USC School of Medicine in Columbia.
USC School of Medicine in Columbia.

University of South Carolina trustees Friday will consider building a new medical school campus on donated land in the Bull Street development.

USC trustee Eddie Floyd said building the $200 million campus on about 16 acres at the former state mental hospital site would give the state’s flagship university room to grow in that pocket of downtown Columbia.

Greenville developer Bob Hughes would donate the land, the Florence surgeon said.

USC also was considering building the new school on 14 acres it already owns near Palmetto Health Richland hospital, which partners with USC.

That land can remain open for future development if trustees approve building on the Bull Street property, which abuts Harden Street near the hospital, Floyd said.

“We want to build a health campus. We want to build not just a medical school. As time goes on, if we’ve got extra land, we can put a nursing school, pharmacy school – all of these – out there, too,” Floyd said. “If you’ve got enough land, and the need comes up to change, you’ve got a place to go.”

Columbia Mayor Steve Benjamin called the possibility of a new public health campus “a win all around to downtown Columbia and the university.”

Earlier this year, USC unsuccessfully lobbied S.C. lawmakers for $50 million to jump-start construction of the new campus.

Plans for the new campus include a new medical school, a life-science facility, a private medical-research office and a parking garage.

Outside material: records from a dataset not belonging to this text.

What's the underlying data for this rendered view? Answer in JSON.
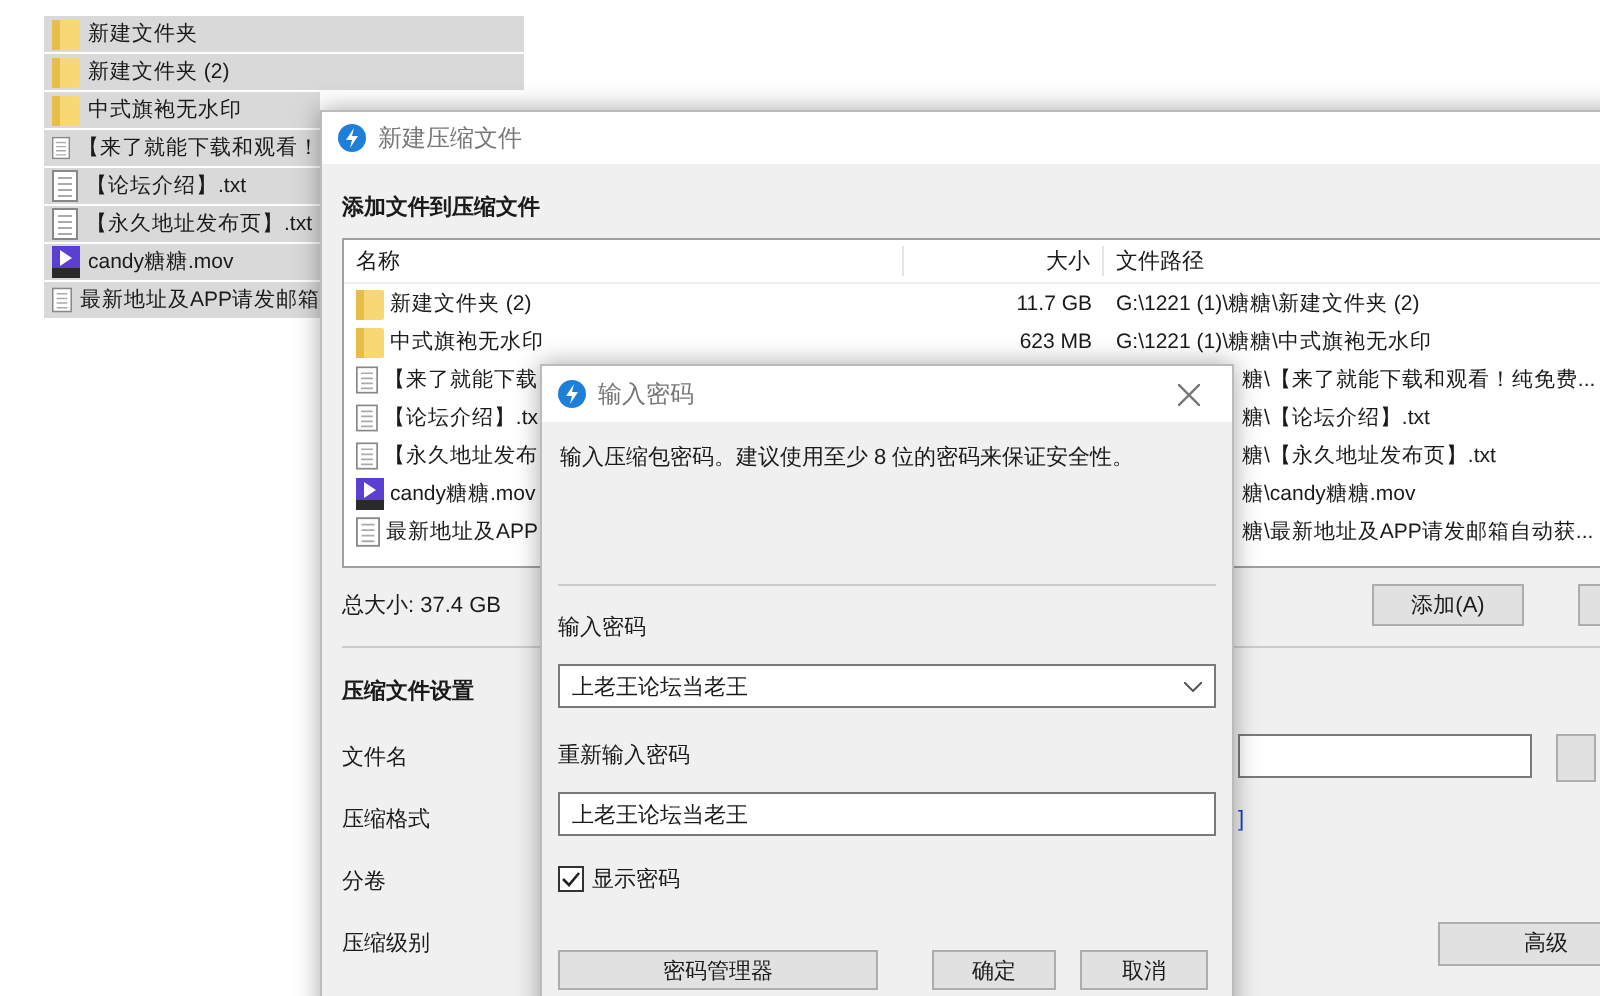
{
  "explorer": {
    "items": [
      {
        "kind": "folder",
        "name": "新建文件夹"
      },
      {
        "kind": "folder",
        "name": "新建文件夹 (2)"
      },
      {
        "kind": "folder",
        "name": "中式旗袍无水印"
      },
      {
        "kind": "text",
        "name": "【来了就能下载和观看！"
      },
      {
        "kind": "text",
        "name": "【论坛介绍】.txt"
      },
      {
        "kind": "text",
        "name": "【永久地址发布页】.txt"
      },
      {
        "kind": "video",
        "name": "candy糖糖.mov"
      },
      {
        "kind": "text",
        "name": "最新地址及APP请发邮箱"
      }
    ]
  },
  "archive_window": {
    "title": "新建压缩文件",
    "heading": "添加文件到压缩文件",
    "columns": [
      "名称",
      "大小",
      "文件路径"
    ],
    "rows": [
      {
        "kind": "folder",
        "name": "新建文件夹 (2)",
        "size": "11.7 GB",
        "path": "G:\\1221 (1)\\糖糖\\新建文件夹 (2)",
        "covered": false
      },
      {
        "kind": "folder",
        "name": "中式旗袍无水印",
        "size": "623 MB",
        "path": "G:\\1221 (1)\\糖糖\\中式旗袍无水印",
        "covered": false
      },
      {
        "kind": "text",
        "name": "【来了就能下载",
        "path": "糖\\【来了就能下载和观看！纯免费...",
        "covered": true
      },
      {
        "kind": "text",
        "name": "【论坛介绍】.tx",
        "path": "糖\\【论坛介绍】.txt",
        "covered": true
      },
      {
        "kind": "text",
        "name": "【永久地址发布",
        "path": "糖\\【永久地址发布页】.txt",
        "covered": true
      },
      {
        "kind": "video",
        "name": "candy糖糖.mov",
        "path": "糖\\candy糖糖.mov",
        "covered": true
      },
      {
        "kind": "text",
        "name": "最新地址及APP",
        "path": "糖\\最新地址及APP请发邮箱自动获...",
        "covered": true
      }
    ],
    "total": "总大小: 37.4 GB",
    "add_button": "添加(A)",
    "settings_heading": "压缩文件设置",
    "settings_labels": [
      "文件名",
      "压缩格式",
      "分卷",
      "压缩级别"
    ],
    "format_link": "]",
    "advanced_button": "高级"
  },
  "password_dialog": {
    "title": "输入密码",
    "message": "输入压缩包密码。建议使用至少 8 位的密码来保证安全性。",
    "password_label": "输入密码",
    "password_value": "上老王论坛当老王",
    "confirm_label": "重新输入密码",
    "confirm_value": "上老王论坛当老王",
    "show_password": {
      "label": "显示密码",
      "checked": true
    },
    "buttons": [
      "密码管理器",
      "确定",
      "取消"
    ]
  }
}
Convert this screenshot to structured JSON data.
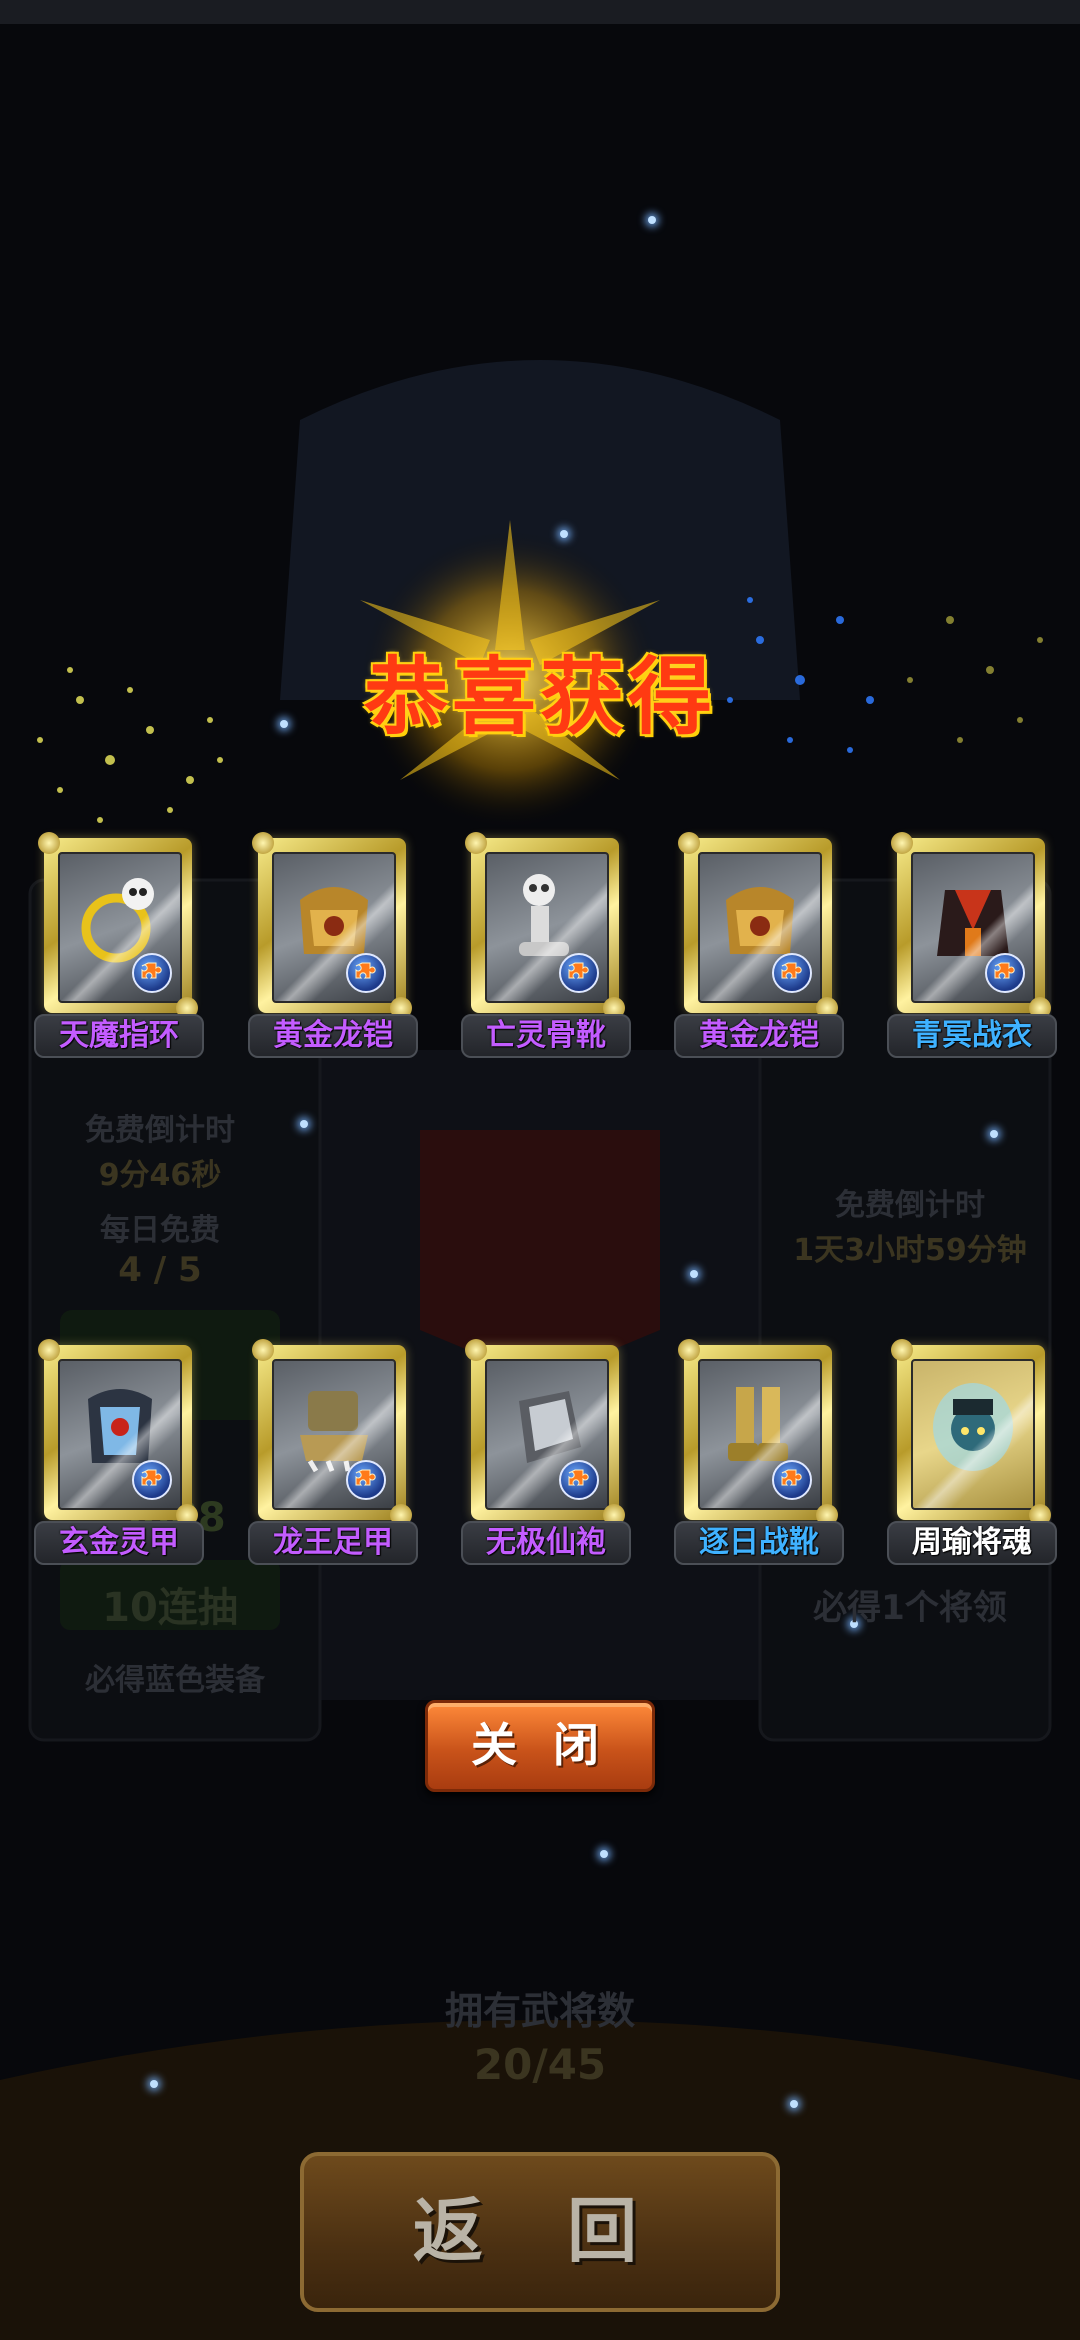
{
  "dialog": {
    "title": "恭喜获得",
    "close_label": "关 闭"
  },
  "items": [
    {
      "name": "天魔指环",
      "quality": "purple",
      "icon": "ring-icon"
    },
    {
      "name": "黄金龙铠",
      "quality": "purple",
      "icon": "golden-armor-icon"
    },
    {
      "name": "亡灵骨靴",
      "quality": "purple",
      "icon": "bone-boots-icon"
    },
    {
      "name": "黄金龙铠",
      "quality": "purple",
      "icon": "golden-armor-icon"
    },
    {
      "name": "青冥战衣",
      "quality": "blue",
      "icon": "battle-robe-icon"
    },
    {
      "name": "玄金灵甲",
      "quality": "purple",
      "icon": "spirit-armor-icon"
    },
    {
      "name": "龙王足甲",
      "quality": "purple",
      "icon": "claw-boots-icon"
    },
    {
      "name": "无极仙袍",
      "quality": "purple",
      "icon": "gauntlet-icon"
    },
    {
      "name": "逐日战靴",
      "quality": "blue",
      "icon": "war-boots-icon"
    },
    {
      "name": "周瑜将魂",
      "quality": "white",
      "icon": "general-soul-icon"
    }
  ],
  "background": {
    "free_countdown_label": "免费倒计时",
    "free_countdown_left": "9分46秒",
    "daily_free_label": "每日免费",
    "daily_free_count": "4 / 5",
    "ten_draw_cost": "3888",
    "ten_draw_label": "10连抽",
    "guarantee_blue": "必得蓝色装备",
    "free_countdown_right": "1天3小时59分钟",
    "guarantee_general": "必得1个将领",
    "generals_owned_label": "拥有武将数",
    "generals_owned_value": "20/45",
    "back_label": "返 回"
  },
  "colors": {
    "purple": "#c35cff",
    "blue": "#3fb2ff",
    "white": "#ffffff",
    "title": "#ff3a12"
  }
}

USC plans to move the school from its aging site, next to the Dorn Veterans Affairs Medical Center. The USC School of Medicine’s lease with the U.S. Department of Veteran Affairs for the Garners Ferry Road site ends in 2030.

USC officials have said the Garners Ferry building needs $75 million in improvements and that rent — now $1 a year — is expected to increase to $7.5 million a year under a new lease.

USC president Harris Pastides hinted Wednesday that a “major announcement” about a new medical school location would come soon. But USC officials would not say which location had been chosen.

The trustees’ agenda for their Friday meeting includes consideration of a “Bull Street Property Preliminary Land Acquisition Project.”

City leaders originally sold the public on redeveloping the Bull Street campus in part on the idea of putting the state-owned property on the city’s tax rolls.

Columbia has committed nearly $100 million in public money to the Bull Street property, including $30 million to build the Columbia Fireflies’ baseball stadium.

But if USC’s medical school builds on the site, 16 of its 181 acres would remain tax exempt.

City Councilman Howard Duvall said Thursday he hopes the city and USC can reach a financial agreement soon that covers the cost of services that the city provides around the school’s sprawling downtown campus.

“We have talked to them and hope to have something firm soon,” Duvall said.

Efforts to reach Hughes Thursday were unsuccessful.

Avery G. Wilks: 803-771-8362, @averygwilks